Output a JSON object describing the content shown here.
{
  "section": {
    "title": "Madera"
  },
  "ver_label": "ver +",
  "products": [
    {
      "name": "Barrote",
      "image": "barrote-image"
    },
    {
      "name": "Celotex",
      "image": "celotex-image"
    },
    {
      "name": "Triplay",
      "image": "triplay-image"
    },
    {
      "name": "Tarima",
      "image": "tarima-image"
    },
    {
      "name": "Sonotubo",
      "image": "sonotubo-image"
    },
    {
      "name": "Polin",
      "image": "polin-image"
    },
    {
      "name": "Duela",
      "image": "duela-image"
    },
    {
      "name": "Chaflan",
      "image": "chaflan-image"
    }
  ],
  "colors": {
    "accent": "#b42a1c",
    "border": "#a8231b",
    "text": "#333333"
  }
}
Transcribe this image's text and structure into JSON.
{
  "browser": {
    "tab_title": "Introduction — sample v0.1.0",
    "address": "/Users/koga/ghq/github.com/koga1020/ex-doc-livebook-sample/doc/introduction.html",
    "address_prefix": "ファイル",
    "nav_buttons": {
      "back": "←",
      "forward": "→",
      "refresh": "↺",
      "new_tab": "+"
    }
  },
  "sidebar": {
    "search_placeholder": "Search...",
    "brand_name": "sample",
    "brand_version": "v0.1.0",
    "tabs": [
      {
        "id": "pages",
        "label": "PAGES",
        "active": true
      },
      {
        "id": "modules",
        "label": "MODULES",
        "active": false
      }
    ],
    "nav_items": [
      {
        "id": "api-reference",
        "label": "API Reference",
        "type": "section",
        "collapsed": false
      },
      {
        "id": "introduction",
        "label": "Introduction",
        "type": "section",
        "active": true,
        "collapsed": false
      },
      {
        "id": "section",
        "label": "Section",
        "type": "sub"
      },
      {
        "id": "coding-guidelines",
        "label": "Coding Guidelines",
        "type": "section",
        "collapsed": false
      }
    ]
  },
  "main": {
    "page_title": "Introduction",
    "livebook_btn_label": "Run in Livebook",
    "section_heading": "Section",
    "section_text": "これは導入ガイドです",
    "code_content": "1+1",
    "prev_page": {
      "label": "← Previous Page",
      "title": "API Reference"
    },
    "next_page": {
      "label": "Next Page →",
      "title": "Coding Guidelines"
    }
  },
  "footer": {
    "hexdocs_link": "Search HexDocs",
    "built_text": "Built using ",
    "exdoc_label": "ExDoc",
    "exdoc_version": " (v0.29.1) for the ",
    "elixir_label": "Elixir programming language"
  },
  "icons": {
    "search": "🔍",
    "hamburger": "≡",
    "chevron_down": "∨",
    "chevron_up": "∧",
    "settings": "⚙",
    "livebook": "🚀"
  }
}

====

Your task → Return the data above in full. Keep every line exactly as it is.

Result below →
Output a JSON object describing the content shown here.
{
  "section": {
    "title": "Madera"
  },
  "ver_label": "ver +",
  "products": [
    {
      "name": "Barrote",
      "image": "barrote-image"
    },
    {
      "name": "Celotex",
      "image": "celotex-image"
    },
    {
      "name": "Triplay",
      "image": "triplay-image"
    },
    {
      "name": "Tarima",
      "image": "tarima-image"
    },
    {
      "name": "Sonotubo",
      "image": "sonotubo-image"
    },
    {
      "name": "Polin",
      "image": "polin-image"
    },
    {
      "name": "Duela",
      "image": "duela-image"
    },
    {
      "name": "Chaflan",
      "image": "chaflan-image"
    }
  ],
  "colors": {
    "accent": "#b42a1c",
    "border": "#a8231b",
    "text": "#333333"
  }
}
Transcribe this image's text and structure into JSON.
{
  "browser": {
    "tab_title": "Introduction — sample v0.1.0",
    "address": "/Users/koga/ghq/github.com/koga1020/ex-doc-livebook-sample/doc/introduction.html",
    "address_prefix": "ファイル",
    "nav_buttons": {
      "back": "←",
      "forward": "→",
      "refresh": "↺",
      "new_tab": "+"
    }
  },
  "sidebar": {
    "search_placeholder": "Search...",
    "brand_name": "sample",
    "brand_version": "v0.1.0",
    "tabs": [
      {
        "id": "pages",
        "label": "PAGES",
        "active": true
      },
      {
        "id": "modules",
        "label": "MODULES",
        "active": false
      }
    ],
    "nav_items": [
      {
        "id": "api-reference",
        "label": "API Reference",
        "type": "section",
        "collapsed": false
      },
      {
        "id": "introduction",
        "label": "Introduction",
        "type": "section",
        "active": true,
        "collapsed": false
      },
      {
        "id": "section",
        "label": "Section",
        "type": "sub"
      },
      {
        "id": "coding-guidelines",
        "label": "Coding Guidelines",
        "type": "section",
        "collapsed": false
      }
    ]
  },
  "main": {
    "page_title": "Introduction",
    "livebook_btn_label": "Run in Livebook",
    "section_heading": "Section",
    "section_text": "これは導入ガイドです",
    "code_content": "1+1",
    "prev_page": {
      "label": "← Previous Page",
      "title": "API Reference"
    },
    "next_page": {
      "label": "Next Page →",
      "title": "Coding Guidelines"
    }
  },
  "footer": {
    "hexdocs_link": "Search HexDocs",
    "built_text": "Built using ",
    "exdoc_label": "ExDoc",
    "exdoc_version": " (v0.29.1) for the ",
    "elixir_label": "Elixir programming language"
  },
  "icons": {
    "search": "🔍",
    "hamburger": "≡",
    "chevron_down": "∨",
    "chevron_up": "∧",
    "settings": "⚙",
    "livebook": "🚀"
  }
}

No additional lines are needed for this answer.